### Provided records ###

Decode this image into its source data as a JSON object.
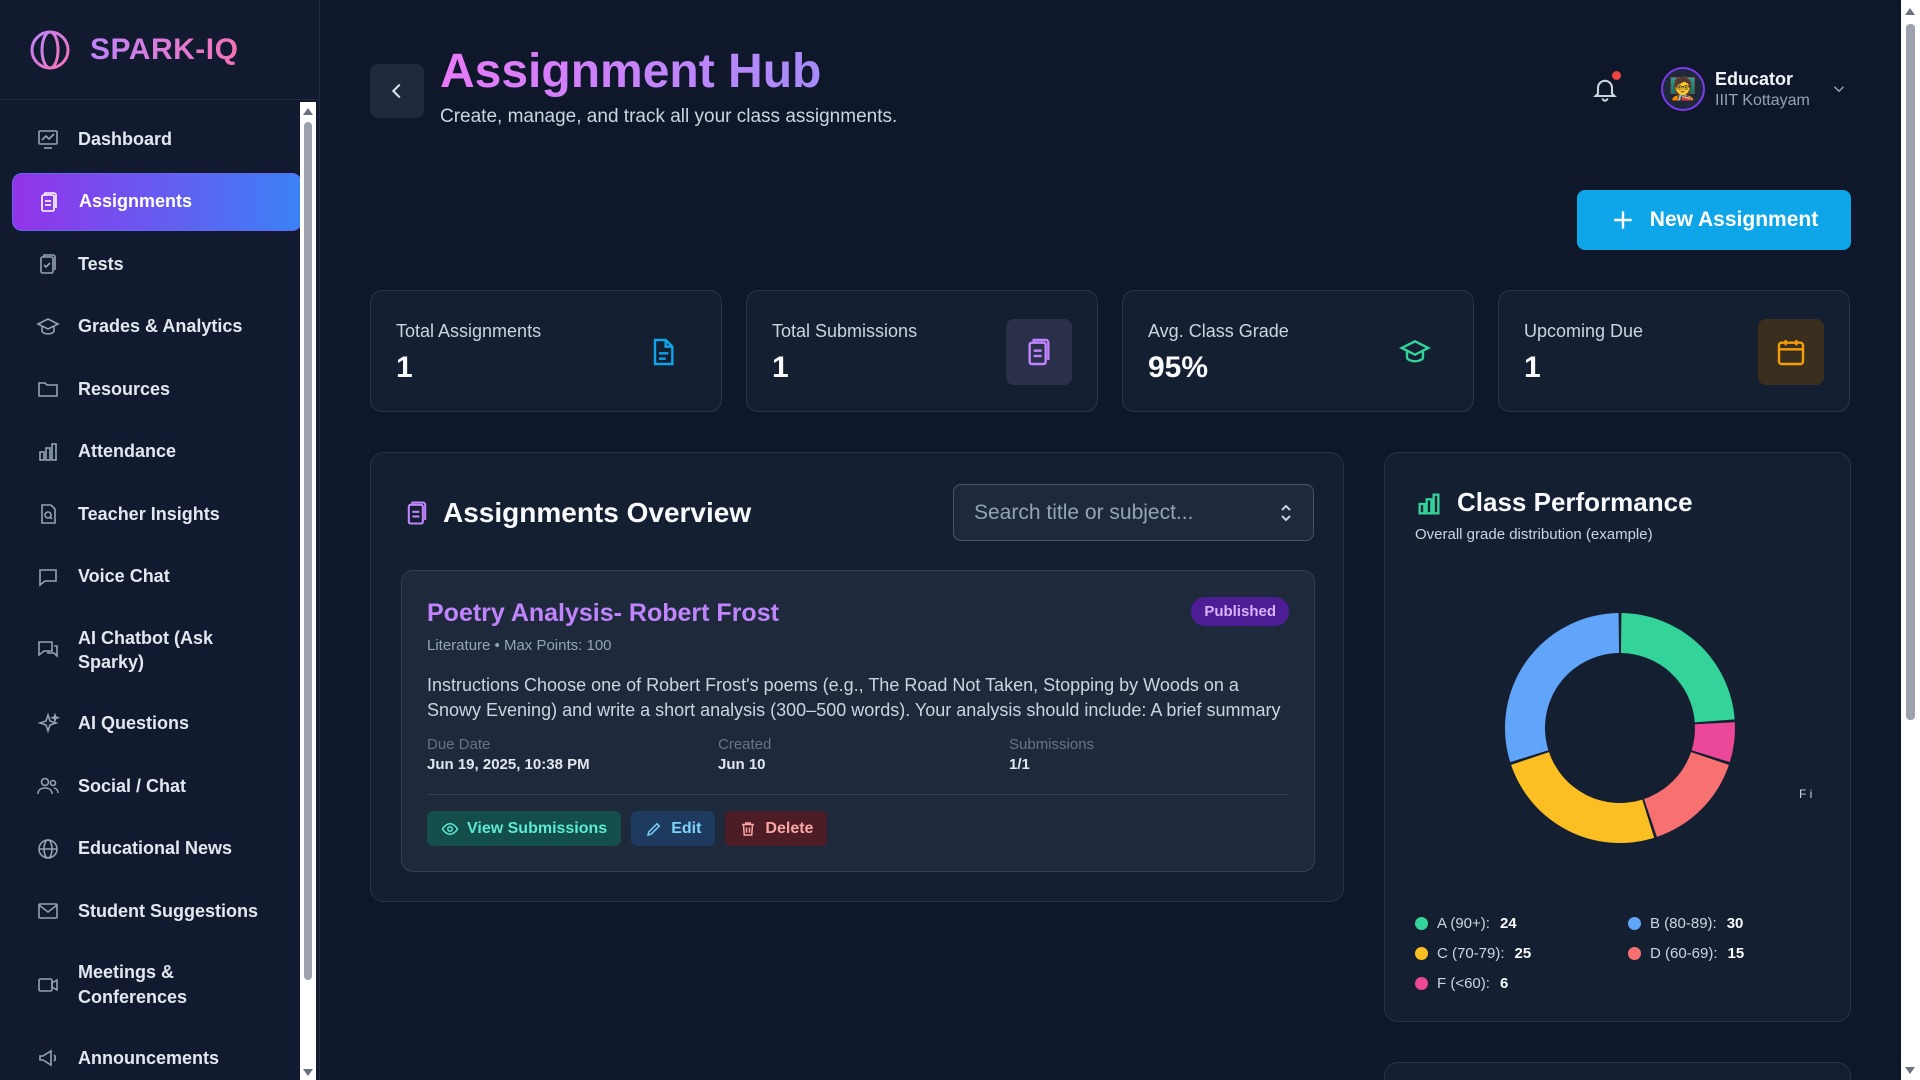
{
  "brand": {
    "name": "SPARK-IQ"
  },
  "sidebar": {
    "items": [
      {
        "label": "Dashboard",
        "icon": "dashboard-icon"
      },
      {
        "label": "Assignments",
        "icon": "assignment-icon",
        "active": true
      },
      {
        "label": "Tests",
        "icon": "test-icon"
      },
      {
        "label": "Grades & Analytics",
        "icon": "graduation-cap-icon"
      },
      {
        "label": "Resources",
        "icon": "folder-icon"
      },
      {
        "label": "Attendance",
        "icon": "bar-chart-icon"
      },
      {
        "label": "Teacher Insights",
        "icon": "document-search-icon"
      },
      {
        "label": "Voice Chat",
        "icon": "chat-icon"
      },
      {
        "label": "AI Chatbot (Ask Sparky)",
        "icon": "chat-bubbles-icon"
      },
      {
        "label": "AI Questions",
        "icon": "sparkles-icon"
      },
      {
        "label": "Social / Chat",
        "icon": "users-icon"
      },
      {
        "label": "Educational News",
        "icon": "globe-icon"
      },
      {
        "label": "Student Suggestions",
        "icon": "mail-icon"
      },
      {
        "label": "Meetings & Conferences",
        "icon": "video-icon"
      },
      {
        "label": "Announcements",
        "icon": "megaphone-icon"
      }
    ]
  },
  "header": {
    "title": "Assignment Hub",
    "subtitle": "Create, manage, and track all your class assignments.",
    "user": {
      "name": "Educator",
      "org": "IIIT Kottayam"
    }
  },
  "actions": {
    "new_assignment": "New Assignment"
  },
  "stats": [
    {
      "label": "Total Assignments",
      "value": "1",
      "icon": "document-icon",
      "color": "#0ea5e9"
    },
    {
      "label": "Total Submissions",
      "value": "1",
      "icon": "clipboard-icon",
      "color": "#c084fc"
    },
    {
      "label": "Avg. Class Grade",
      "value": "95%",
      "icon": "graduation-cap-icon",
      "color": "#34d399"
    },
    {
      "label": "Upcoming Due",
      "value": "1",
      "icon": "calendar-icon",
      "color": "#f59e0b"
    }
  ],
  "overview": {
    "title": "Assignments Overview",
    "search_placeholder": "Search title or subject...",
    "assignments": [
      {
        "title": "Poetry Analysis- Robert Frost",
        "status": "Published",
        "meta": "Literature • Max Points: 100",
        "description": "Instructions Choose one of Robert Frost's poems (e.g., The Road Not Taken, Stopping by Woods on a Snowy Evening) and write a short analysis (300–500 words). Your analysis should include: A brief summary of the poe...",
        "due_label": "Due Date",
        "due_value": "Jun 19, 2025, 10:38 PM",
        "created_label": "Created",
        "created_value": "Jun 10",
        "submissions_label": "Submissions",
        "submissions_value": "1/1",
        "buttons": {
          "view": "View Submissions",
          "edit": "Edit",
          "delete": "Delete"
        }
      }
    ]
  },
  "performance": {
    "title": "Class Performance",
    "subtitle": "Overall grade distribution (example)",
    "stray_label": "F i",
    "legend": [
      {
        "label": "A (90+):",
        "value": 24,
        "color": "#34d399"
      },
      {
        "label": "B (80-89):",
        "value": 30,
        "color": "#60a5fa"
      },
      {
        "label": "C (70-79):",
        "value": 25,
        "color": "#fbbf24"
      },
      {
        "label": "D (60-69):",
        "value": 15,
        "color": "#f87171"
      },
      {
        "label": "F (<60):",
        "value": 6,
        "color": "#ec4899"
      }
    ]
  },
  "chart_data": {
    "type": "pie",
    "categories": [
      "A (90+)",
      "F (<60)",
      "D (60-69)",
      "C (70-79)",
      "B (80-89)"
    ],
    "values": [
      24,
      6,
      15,
      25,
      30
    ],
    "colors": [
      "#34d399",
      "#ec4899",
      "#f87171",
      "#fbbf24",
      "#60a5fa"
    ],
    "title": "Class Performance"
  }
}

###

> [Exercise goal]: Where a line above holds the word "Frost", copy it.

> [Result below]:
        "title": "Poetry Analysis- Robert Frost",
        "description": "Instructions Choose one of Robert Frost's poems (e.g., The Road Not Taken, Stopping by Woods on a Snowy Evening) and write a short analysis (300–500 words). Your analysis should include: A brief summary of the poe...",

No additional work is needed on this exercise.